The auctioneer offered a cardboard box full of bric-a-brac. I had already spotted the box and knew I would bid for it. Among the assorted junk in the box was a pair of small Black Forest wall shelves. The shelves were supported by carved deer heads with glass eyes. As it turned out, neither the auctioneer nor the crowd knew what they were or their value. I bought the box for $65 and resold the shelves on eBay for $235 (i.e., right merchandise at the right marketplace). The rest of the junk in the box I tossed (yard sale type junk).
How to Profit from Public Auctions: Buying to Resell
== eBay ==
You have to be careful when buying anything to resell on eBay. As a marketplace eBay has become a victim of its own success. It’s overly crowded and competitive. I’m not a frequent seller on eBay, but when I do list items I have about an 80% success rate. And I only list items that I feel sure will sell. Yet I still have about 20% no-sales.
Other eBay hazards include the hassle of non-paying bidders and the risk of selling-but-not-profiting. You can sell-but-not-profit if your merchandise only attracts one or two bids. When this happens, the eBay and Paypal fees (not to mention the time and gas required to ship your items) can erode your gains.
But some items are consistently reliable sellers. If you know something about auto parts, jewelry, china, or any other product line with a niche market, you might be able to convert live auction purchases into eBay sales.
== Antique Booth ==
You can get started in the antique business on a strictly part-time and absentee basis. All you have to do is rent a booth in a local antique mall. The mall management will mind the store and make the sales. You only have to keep your booth stocked with inventory from estate sales, garage sales, and antique auctions.
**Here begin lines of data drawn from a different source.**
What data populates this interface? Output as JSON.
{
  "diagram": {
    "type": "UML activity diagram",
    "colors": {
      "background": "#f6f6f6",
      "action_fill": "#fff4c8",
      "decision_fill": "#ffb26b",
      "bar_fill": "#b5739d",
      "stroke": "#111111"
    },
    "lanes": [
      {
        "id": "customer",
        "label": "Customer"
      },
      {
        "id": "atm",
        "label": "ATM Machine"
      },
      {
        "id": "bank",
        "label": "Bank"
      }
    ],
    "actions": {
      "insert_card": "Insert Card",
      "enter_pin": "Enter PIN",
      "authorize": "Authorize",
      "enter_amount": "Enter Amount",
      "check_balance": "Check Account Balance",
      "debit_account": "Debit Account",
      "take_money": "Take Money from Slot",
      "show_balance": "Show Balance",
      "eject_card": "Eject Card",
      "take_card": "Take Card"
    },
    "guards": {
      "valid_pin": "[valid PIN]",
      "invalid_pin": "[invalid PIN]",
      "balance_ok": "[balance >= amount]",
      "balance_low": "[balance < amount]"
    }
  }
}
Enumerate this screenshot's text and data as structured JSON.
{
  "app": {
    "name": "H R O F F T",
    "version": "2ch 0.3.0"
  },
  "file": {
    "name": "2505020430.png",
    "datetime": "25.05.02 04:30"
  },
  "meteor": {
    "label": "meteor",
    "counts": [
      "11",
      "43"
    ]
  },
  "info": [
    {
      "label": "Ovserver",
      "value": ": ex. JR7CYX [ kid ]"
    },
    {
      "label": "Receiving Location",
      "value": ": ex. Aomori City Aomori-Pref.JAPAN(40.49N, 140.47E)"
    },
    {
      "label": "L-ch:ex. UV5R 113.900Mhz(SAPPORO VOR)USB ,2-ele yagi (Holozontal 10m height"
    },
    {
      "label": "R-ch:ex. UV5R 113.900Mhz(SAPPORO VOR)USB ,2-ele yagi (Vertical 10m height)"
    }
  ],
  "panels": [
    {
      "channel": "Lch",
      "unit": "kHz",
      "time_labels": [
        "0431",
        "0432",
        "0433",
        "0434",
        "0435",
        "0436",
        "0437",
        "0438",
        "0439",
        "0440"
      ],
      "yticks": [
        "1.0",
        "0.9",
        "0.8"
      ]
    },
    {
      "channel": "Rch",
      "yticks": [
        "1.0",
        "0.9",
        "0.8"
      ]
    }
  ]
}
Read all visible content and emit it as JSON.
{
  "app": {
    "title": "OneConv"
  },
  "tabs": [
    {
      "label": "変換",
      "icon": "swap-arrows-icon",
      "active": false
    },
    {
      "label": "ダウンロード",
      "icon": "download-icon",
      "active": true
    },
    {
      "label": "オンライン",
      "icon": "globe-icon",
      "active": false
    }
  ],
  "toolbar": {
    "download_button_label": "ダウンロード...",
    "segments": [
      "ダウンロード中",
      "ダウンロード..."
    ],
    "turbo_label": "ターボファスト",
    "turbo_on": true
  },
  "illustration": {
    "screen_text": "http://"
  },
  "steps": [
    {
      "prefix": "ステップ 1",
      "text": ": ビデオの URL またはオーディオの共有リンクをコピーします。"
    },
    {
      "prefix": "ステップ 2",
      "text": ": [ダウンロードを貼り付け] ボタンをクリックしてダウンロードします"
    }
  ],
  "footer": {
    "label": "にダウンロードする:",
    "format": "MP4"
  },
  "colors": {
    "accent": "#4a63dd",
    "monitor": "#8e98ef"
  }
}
If you already know something about antiques or collectibles, that’s great. Because you already know more than I did when I started. I knew next to nothing. I only knew what I liked. Everything I’ve learned about antiques and collectibles is the result of going to antique malls and attending auctions.
== Flea Market ==
With a flea market booth you’re not limited to antiques and collectibles, and you don’t have to know anything about the merchandise except what it will sell for.
If you go the flea market route, estate auctions are still very good sources — but you can probably do exceptionally well for yourself at business liquidations, storage unit auctions, and surplus or salvage auctions.
As you can see, the potential to profit from public auctions is limited only by your time and ingenuity!
About The Author:
Dale Hartley is a consultant to the U.S. Department of Defense and used to enjoy auctioneering, but it wore off. He now publishes the consumer website, Consumerama, ( http://www.consumerama.net ) and exposes corrupt auction practices at Auction Avenger ( http://www.auctionavenger.com ).